Below are records to be reproduced exactly and in full.
----------------------------------------
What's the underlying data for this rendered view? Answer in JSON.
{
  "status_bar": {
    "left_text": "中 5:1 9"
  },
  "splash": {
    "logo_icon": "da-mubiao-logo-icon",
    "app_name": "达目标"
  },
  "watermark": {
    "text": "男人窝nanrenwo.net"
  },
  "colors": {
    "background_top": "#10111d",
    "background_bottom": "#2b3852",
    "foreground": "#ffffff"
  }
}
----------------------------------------
== TASK OUTPUT ==
What's the underlying data for this rendered view? Answer in JSON.
{
  "status_bar": {
    "left_text": "中 5:1 9"
  },
  "splash": {
    "logo_icon": "da-mubiao-logo-icon",
    "app_name": "达目标"
  },
  "watermark": {
    "text": "男人窝nanrenwo.net"
  },
  "colors": {
    "background_top": "#10111d",
    "background_bottom": "#2b3852",
    "foreground": "#ffffff"
  }
}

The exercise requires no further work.